TRY IT –
Your answer must be one number: the count of lines below that hold the word "betting".

Segment Start: AVAILABLE DATA

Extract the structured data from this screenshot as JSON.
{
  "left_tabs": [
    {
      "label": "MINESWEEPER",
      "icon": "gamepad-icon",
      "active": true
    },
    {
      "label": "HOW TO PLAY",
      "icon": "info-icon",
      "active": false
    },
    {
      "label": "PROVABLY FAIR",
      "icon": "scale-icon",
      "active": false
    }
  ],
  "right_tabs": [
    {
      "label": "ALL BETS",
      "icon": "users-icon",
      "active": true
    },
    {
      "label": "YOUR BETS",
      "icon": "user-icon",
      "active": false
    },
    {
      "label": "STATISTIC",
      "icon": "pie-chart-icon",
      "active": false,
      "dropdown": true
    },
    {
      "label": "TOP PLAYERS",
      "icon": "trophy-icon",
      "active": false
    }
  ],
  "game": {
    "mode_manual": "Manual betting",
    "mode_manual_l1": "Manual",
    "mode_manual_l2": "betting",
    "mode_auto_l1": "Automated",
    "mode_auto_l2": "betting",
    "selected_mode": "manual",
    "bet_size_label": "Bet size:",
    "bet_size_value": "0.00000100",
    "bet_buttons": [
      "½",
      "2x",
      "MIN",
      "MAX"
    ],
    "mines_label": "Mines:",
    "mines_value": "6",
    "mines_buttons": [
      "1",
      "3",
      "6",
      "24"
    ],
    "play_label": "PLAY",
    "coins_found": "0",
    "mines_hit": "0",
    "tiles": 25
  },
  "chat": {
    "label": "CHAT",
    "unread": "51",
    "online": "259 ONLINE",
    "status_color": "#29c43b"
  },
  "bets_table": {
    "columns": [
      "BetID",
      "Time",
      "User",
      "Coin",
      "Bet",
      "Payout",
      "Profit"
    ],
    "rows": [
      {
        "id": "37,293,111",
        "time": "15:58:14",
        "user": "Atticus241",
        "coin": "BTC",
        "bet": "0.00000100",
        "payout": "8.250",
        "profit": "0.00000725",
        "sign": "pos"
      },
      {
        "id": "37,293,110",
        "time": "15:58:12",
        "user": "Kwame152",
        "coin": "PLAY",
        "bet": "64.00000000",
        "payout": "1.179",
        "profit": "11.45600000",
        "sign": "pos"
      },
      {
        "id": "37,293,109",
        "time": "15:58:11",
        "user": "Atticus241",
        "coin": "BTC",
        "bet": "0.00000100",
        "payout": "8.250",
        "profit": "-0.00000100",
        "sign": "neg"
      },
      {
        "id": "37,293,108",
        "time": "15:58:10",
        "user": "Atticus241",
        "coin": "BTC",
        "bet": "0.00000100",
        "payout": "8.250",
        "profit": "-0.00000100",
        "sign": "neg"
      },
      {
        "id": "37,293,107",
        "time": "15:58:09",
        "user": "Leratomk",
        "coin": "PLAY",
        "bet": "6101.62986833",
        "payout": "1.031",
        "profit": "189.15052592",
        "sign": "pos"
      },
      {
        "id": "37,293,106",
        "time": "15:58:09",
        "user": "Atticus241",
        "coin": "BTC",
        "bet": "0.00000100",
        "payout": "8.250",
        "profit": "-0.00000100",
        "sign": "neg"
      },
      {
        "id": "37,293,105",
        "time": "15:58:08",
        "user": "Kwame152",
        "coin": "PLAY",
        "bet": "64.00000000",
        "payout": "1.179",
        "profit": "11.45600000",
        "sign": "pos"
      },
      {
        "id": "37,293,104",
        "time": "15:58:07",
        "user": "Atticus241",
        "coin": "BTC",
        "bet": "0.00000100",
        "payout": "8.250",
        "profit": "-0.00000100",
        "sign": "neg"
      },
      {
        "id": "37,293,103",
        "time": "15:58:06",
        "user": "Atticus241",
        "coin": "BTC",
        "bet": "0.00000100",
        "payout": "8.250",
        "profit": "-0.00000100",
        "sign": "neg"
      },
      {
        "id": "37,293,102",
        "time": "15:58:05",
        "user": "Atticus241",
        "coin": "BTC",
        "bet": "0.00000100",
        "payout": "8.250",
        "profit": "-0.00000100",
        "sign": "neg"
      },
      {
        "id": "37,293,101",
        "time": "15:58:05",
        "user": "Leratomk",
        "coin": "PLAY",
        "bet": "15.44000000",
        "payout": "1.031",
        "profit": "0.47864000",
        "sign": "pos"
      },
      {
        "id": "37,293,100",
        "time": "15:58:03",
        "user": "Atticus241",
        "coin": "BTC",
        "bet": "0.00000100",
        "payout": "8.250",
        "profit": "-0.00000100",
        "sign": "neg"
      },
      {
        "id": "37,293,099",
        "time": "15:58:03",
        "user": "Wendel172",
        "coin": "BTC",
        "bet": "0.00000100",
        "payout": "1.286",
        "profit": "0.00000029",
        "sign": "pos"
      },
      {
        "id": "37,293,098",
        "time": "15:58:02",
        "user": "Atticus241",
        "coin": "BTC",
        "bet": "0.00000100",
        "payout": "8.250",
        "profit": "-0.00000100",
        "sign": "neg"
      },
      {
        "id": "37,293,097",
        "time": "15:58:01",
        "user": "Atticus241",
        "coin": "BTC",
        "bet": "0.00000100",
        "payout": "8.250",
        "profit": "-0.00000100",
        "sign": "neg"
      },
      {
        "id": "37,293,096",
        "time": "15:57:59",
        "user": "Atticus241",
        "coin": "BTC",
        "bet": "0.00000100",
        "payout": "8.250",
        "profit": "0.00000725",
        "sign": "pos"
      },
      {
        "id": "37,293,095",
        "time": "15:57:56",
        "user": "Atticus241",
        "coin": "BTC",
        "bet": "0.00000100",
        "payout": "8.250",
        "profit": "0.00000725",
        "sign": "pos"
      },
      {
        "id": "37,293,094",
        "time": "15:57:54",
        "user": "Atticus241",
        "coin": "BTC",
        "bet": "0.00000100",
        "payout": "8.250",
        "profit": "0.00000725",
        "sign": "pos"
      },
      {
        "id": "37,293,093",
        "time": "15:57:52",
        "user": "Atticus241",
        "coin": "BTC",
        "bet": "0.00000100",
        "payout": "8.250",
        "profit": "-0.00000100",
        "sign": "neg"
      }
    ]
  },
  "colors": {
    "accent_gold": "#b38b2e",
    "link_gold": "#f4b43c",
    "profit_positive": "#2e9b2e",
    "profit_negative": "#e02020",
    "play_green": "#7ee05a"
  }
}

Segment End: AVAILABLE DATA

ANSWER BOX –
3